capturing guns and prisoners.
"In the north cavalry have, occu- ,
pled Haiffa and Acre after slight op
position. "The number of prisoners is in
creasing and the total will exceed
largely the 25,000 already mentioned.
" "Arab forces of King Hussein have
occupied Ma'An and are harassing
bodies of the enemy retreatingi north
wards towards Amman along the Hed
Paris, Sept. 4. Many Bulgarian
troops are deserting, according to ad- '
vices from the Macedonian front. It
is reported that 550 men from the .
regiment have been executed at the
commantl of German officers.
(Continued on Page Two) ,
America' he declared had "put pep ,
Into the war" and "started the ball
rolling towards Berlin." . "
Senator Thompson opposed a
."makeshift, compromise or half way
peace" and declared it must be "fi
nal and conclusive and destroy forev
er Kaiserlsm throughout the world-"
The Allied armies are convinced
they are fighting a winning cause and
"that victory is all but within thel
grasp." "The United States' entrance ,

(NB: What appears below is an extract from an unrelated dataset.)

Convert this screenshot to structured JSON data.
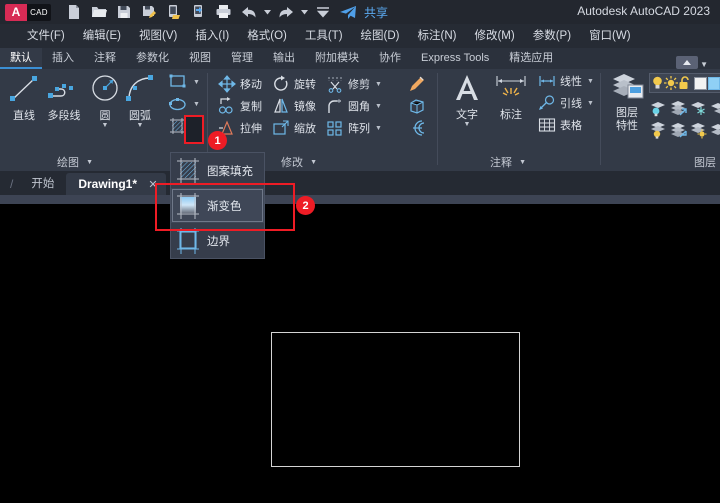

into the war is primarily responsible
for this change," he added.
Not alone In manpower and in ar
tillery the Allies predominate but they
show superiority in the air. Planes .
are now active In France from this
country. He branded as false state
ments made in the Senate some time
ago that in July only one battle plane
equipped with a Liberty motor was
in France. :
"The truth Is,"" he declared, "de
liVery of these planes was not ex
pected earlier than July 1, while as a
matter of fact the first Liberty motor
plane arrived, was sot up complete '.
and christened on May 18 last and,
they have been arriving over there atj
the rate of five or six per 4a. ' :
- . :?